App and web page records
########################################
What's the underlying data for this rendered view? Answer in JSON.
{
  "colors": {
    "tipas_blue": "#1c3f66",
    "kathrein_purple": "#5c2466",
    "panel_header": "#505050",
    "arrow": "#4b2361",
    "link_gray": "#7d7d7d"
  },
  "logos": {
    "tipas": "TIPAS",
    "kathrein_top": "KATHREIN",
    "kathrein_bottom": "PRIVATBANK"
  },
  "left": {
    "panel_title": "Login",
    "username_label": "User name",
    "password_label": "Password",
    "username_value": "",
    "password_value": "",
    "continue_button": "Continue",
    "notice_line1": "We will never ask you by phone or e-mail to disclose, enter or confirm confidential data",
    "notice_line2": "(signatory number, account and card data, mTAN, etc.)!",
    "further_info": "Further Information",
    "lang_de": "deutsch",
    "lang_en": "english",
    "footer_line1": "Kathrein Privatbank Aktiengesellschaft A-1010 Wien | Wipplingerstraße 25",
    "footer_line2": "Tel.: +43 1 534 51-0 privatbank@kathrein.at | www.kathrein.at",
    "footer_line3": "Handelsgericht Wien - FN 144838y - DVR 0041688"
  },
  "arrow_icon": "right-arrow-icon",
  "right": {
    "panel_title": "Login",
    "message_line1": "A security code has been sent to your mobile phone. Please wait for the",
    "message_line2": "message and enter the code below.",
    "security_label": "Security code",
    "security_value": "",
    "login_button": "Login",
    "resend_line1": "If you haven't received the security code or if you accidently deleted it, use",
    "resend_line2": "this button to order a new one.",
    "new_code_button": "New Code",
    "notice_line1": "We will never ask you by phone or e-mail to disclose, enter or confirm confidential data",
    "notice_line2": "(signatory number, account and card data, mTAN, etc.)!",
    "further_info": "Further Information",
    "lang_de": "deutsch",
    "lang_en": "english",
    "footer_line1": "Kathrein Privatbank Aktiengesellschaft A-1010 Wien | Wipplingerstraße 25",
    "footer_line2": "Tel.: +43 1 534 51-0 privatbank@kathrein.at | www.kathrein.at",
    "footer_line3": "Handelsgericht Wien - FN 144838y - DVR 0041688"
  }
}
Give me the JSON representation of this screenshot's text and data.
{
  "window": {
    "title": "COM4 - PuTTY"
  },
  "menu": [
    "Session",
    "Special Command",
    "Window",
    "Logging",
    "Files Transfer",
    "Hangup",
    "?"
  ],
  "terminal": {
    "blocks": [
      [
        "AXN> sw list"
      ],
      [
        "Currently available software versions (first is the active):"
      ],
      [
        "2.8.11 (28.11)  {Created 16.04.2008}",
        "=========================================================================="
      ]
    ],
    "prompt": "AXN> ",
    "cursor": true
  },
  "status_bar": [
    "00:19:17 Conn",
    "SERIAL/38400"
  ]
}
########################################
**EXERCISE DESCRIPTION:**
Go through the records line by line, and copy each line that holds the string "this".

**TASK OUTPUT:**
What's the underlying data for this rendered view? Answer in JSON.
    "resend_line2": "this button to order a new one.",
Give me the JSON representation of this screenshot's text and data.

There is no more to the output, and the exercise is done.